__Prompt__.
Among the lines of the records below, copy those that hold the word "yyyy".

__Information supplied__.
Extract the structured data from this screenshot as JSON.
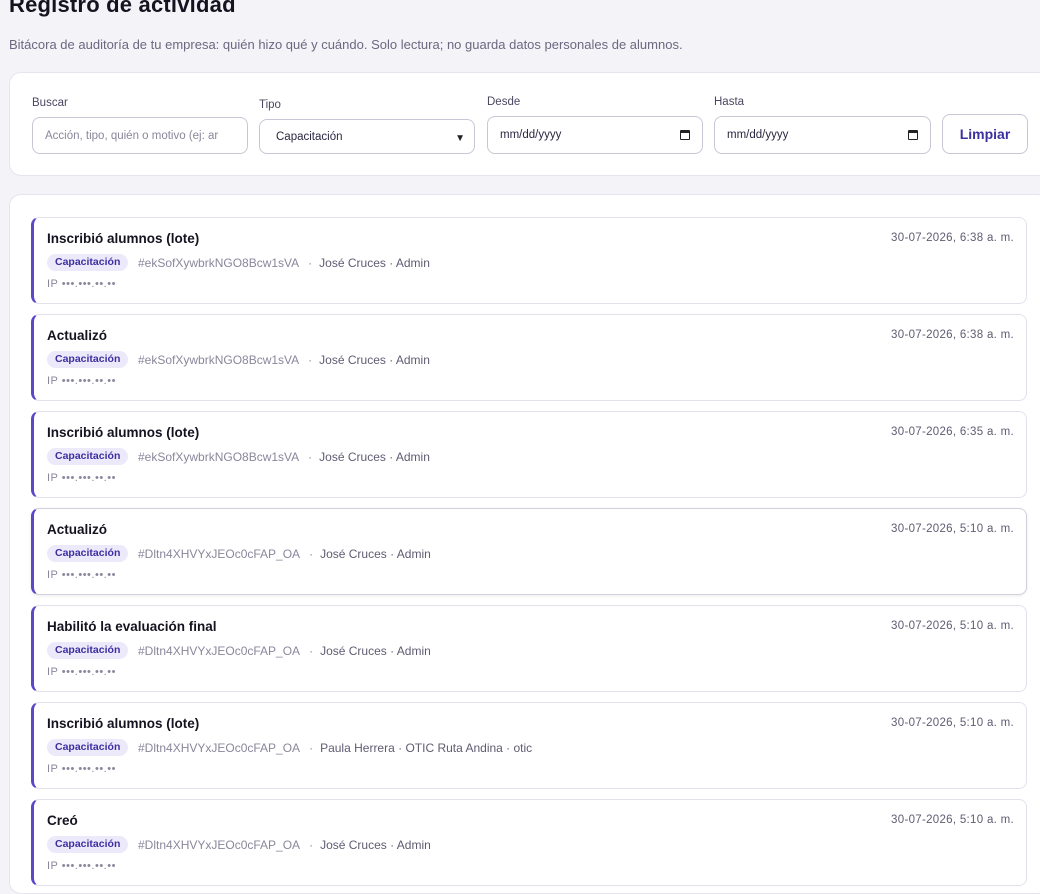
{
  "page": {
    "title": "Registro de actividad",
    "subtitle": "Bitácora de auditoría de tu empresa: quién hizo qué y cuándo. Solo lectura; no guarda datos personales de alumnos."
  },
  "filters": {
    "search_label": "Buscar",
    "search_placeholder": "Acción, tipo, quién o motivo (ej: ar",
    "type_label": "Tipo",
    "type_value": "Capacitación",
    "from_label": "Desde",
    "from_placeholder": "mm/dd/yyyy",
    "to_label": "Hasta",
    "to_placeholder": "mm/dd/yyyy",
    "clear_label": "Limpiar"
  },
  "entries": [
    {
      "title": "Inscribió alumnos (lote)",
      "time": "30-07-2026, 6:38 a. m.",
      "badge": "Capacitación",
      "ref": "#ekSofXywbrkNGO8Bcw1sVA",
      "actor": "José Cruces · Admin",
      "ip": "IP •••.•••.••.••"
    },
    {
      "title": "Actualizó",
      "time": "30-07-2026, 6:38 a. m.",
      "badge": "Capacitación",
      "ref": "#ekSofXywbrkNGO8Bcw1sVA",
      "actor": "José Cruces · Admin",
      "ip": "IP •••.•••.••.••"
    },
    {
      "title": "Inscribió alumnos (lote)",
      "time": "30-07-2026, 6:35 a. m.",
      "badge": "Capacitación",
      "ref": "#ekSofXywbrkNGO8Bcw1sVA",
      "actor": "José Cruces · Admin",
      "ip": "IP •••.•••.••.••"
    },
    {
      "title": "Actualizó",
      "time": "30-07-2026, 5:10 a. m.",
      "badge": "Capacitación",
      "ref": "#Dltn4XHVYxJEOc0cFAP_OA",
      "actor": "José Cruces · Admin",
      "ip": "IP •••.•••.••.••"
    },
    {
      "title": "Habilitó la evaluación final",
      "time": "30-07-2026, 5:10 a. m.",
      "badge": "Capacitación",
      "ref": "#Dltn4XHVYxJEOc0cFAP_OA",
      "actor": "José Cruces · Admin",
      "ip": "IP •••.•••.••.••"
    },
    {
      "title": "Inscribió alumnos (lote)",
      "time": "30-07-2026, 5:10 a. m.",
      "badge": "Capacitación",
      "ref": "#Dltn4XHVYxJEOc0cFAP_OA",
      "actor": "Paula Herrera · OTIC Ruta Andina · otic",
      "ip": "IP •••.•••.••.••"
    },
    {
      "title": "Creó",
      "time": "30-07-2026, 5:10 a. m.",
      "badge": "Capacitación",
      "ref": "#Dltn4XHVYxJEOc0cFAP_OA",
      "actor": "José Cruces · Admin",
      "ip": "IP •••.•••.••.••"
    }
  ]
}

__Solution to the problem__.
    "from_placeholder": "mm/dd/yyyy",
    "to_placeholder": "mm/dd/yyyy",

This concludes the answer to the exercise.